Task item: All records that follow are to be copied exactly, with images omitted.
── Record excerpts
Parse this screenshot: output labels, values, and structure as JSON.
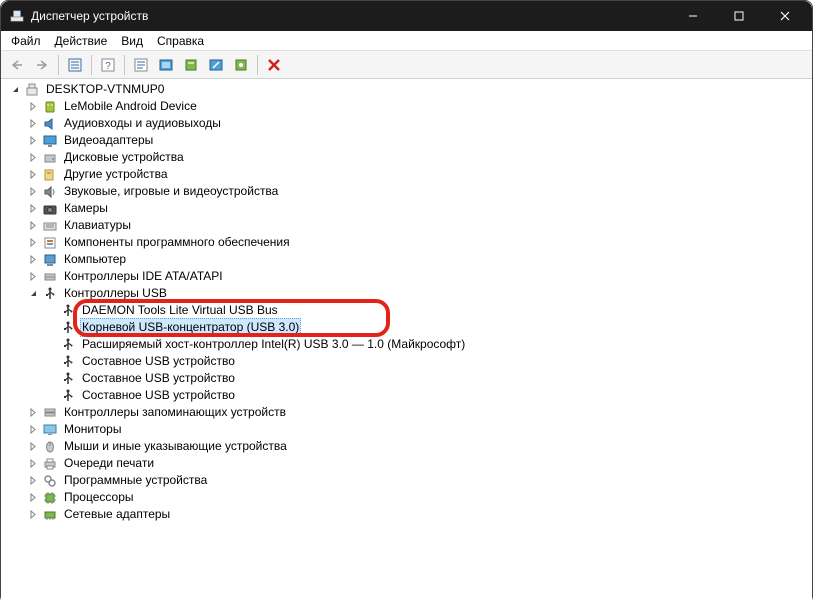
{
  "window": {
    "title": "Диспетчер устройств"
  },
  "menu": {
    "file": "Файл",
    "action": "Действие",
    "view": "Вид",
    "help": "Справка"
  },
  "tree": {
    "root": "DESKTOP-VTNMUP0",
    "items": [
      {
        "label": "LeMobile Android Device",
        "icon": "android",
        "children": false
      },
      {
        "label": "Аудиовходы и аудиовыходы",
        "icon": "audio",
        "children": false
      },
      {
        "label": "Видеоадаптеры",
        "icon": "display",
        "children": false
      },
      {
        "label": "Дисковые устройства",
        "icon": "disk",
        "children": false
      },
      {
        "label": "Другие устройства",
        "icon": "other",
        "children": false
      },
      {
        "label": "Звуковые, игровые и видеоустройства",
        "icon": "sound",
        "children": false
      },
      {
        "label": "Камеры",
        "icon": "camera",
        "children": false
      },
      {
        "label": "Клавиатуры",
        "icon": "keyboard",
        "children": false
      },
      {
        "label": "Компоненты программного обеспечения",
        "icon": "software",
        "children": false
      },
      {
        "label": "Компьютер",
        "icon": "computer",
        "children": false
      },
      {
        "label": "Контроллеры IDE ATA/ATAPI",
        "icon": "ide",
        "children": false
      },
      {
        "label": "Контроллеры USB",
        "icon": "usb",
        "expanded": true,
        "children": [
          {
            "label": "DAEMON Tools Lite Virtual USB Bus",
            "icon": "usb"
          },
          {
            "label": "Корневой USB-концентратор (USB 3.0)",
            "icon": "usb",
            "selected": true
          },
          {
            "label": "Расширяемый хост-контроллер Intel(R) USB 3.0 — 1.0 (Майкрософт)",
            "icon": "usb"
          },
          {
            "label": "Составное USB устройство",
            "icon": "usb"
          },
          {
            "label": "Составное USB устройство",
            "icon": "usb"
          },
          {
            "label": "Составное USB устройство",
            "icon": "usb"
          }
        ]
      },
      {
        "label": "Контроллеры запоминающих устройств",
        "icon": "storage",
        "children": false
      },
      {
        "label": "Мониторы",
        "icon": "monitor",
        "children": false
      },
      {
        "label": "Мыши и иные указывающие устройства",
        "icon": "mouse",
        "children": false
      },
      {
        "label": "Очереди печати",
        "icon": "printer",
        "children": false
      },
      {
        "label": "Программные устройства",
        "icon": "software2",
        "children": false
      },
      {
        "label": "Процессоры",
        "icon": "cpu",
        "children": false
      },
      {
        "label": "Сетевые адаптеры",
        "icon": "network",
        "children": false
      }
    ]
  }
}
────
Result:
Parse this screenshot: output labels, values, and structure as JSON.
{
  "window": {
    "title": "Диспетчер устройств"
  },
  "menu": {
    "file": "Файл",
    "action": "Действие",
    "view": "Вид",
    "help": "Справка"
  },
  "tree": {
    "root": "DESKTOP-VTNMUP0",
    "items": [
      {
        "label": "LeMobile Android Device",
        "icon": "android",
        "children": false
      },
      {
        "label": "Аудиовходы и аудиовыходы",
        "icon": "audio",
        "children": false
      },
      {
        "label": "Видеоадаптеры",
        "icon": "display",
        "children": false
      },
      {
        "label": "Дисковые устройства",
        "icon": "disk",
        "children": false
      },
      {
        "label": "Другие устройства",
        "icon": "other",
        "children": false
      },
      {
        "label": "Звуковые, игровые и видеоустройства",
        "icon": "sound",
        "children": false
      },
      {
        "label": "Камеры",
        "icon": "camera",
        "children": false
      },
      {
        "label": "Клавиатуры",
        "icon": "keyboard",
        "children": false
      },
      {
        "label": "Компоненты программного обеспечения",
        "icon": "software",
        "children": false
      },
      {
        "label": "Компьютер",
        "icon": "computer",
        "children": false
      },
      {
        "label": "Контроллеры IDE ATA/ATAPI",
        "icon": "ide",
        "children": false
      },
      {
        "label": "Контроллеры USB",
        "icon": "usb",
        "expanded": true,
        "children": [
          {
            "label": "DAEMON Tools Lite Virtual USB Bus",
            "icon": "usb"
          },
          {
            "label": "Корневой USB-концентратор (USB 3.0)",
            "icon": "usb",
            "selected": true
          },
          {
            "label": "Расширяемый хост-контроллер Intel(R) USB 3.0 — 1.0 (Майкрософт)",
            "icon": "usb"
          },
          {
            "label": "Составное USB устройство",
            "icon": "usb"
          },
          {
            "label": "Составное USB устройство",
            "icon": "usb"
          },
          {
            "label": "Составное USB устройство",
            "icon": "usb"
          }
        ]
      },
      {
        "label": "Контроллеры запоминающих устройств",
        "icon": "storage",
        "children": false
      },
      {
        "label": "Мониторы",
        "icon": "monitor",
        "children": false
      },
      {
        "label": "Мыши и иные указывающие устройства",
        "icon": "mouse",
        "children": false
      },
      {
        "label": "Очереди печати",
        "icon": "printer",
        "children": false
      },
      {
        "label": "Программные устройства",
        "icon": "software2",
        "children": false
      },
      {
        "label": "Процессоры",
        "icon": "cpu",
        "children": false
      },
      {
        "label": "Сетевые адаптеры",
        "icon": "network",
        "children": false
      }
    ]
  }
}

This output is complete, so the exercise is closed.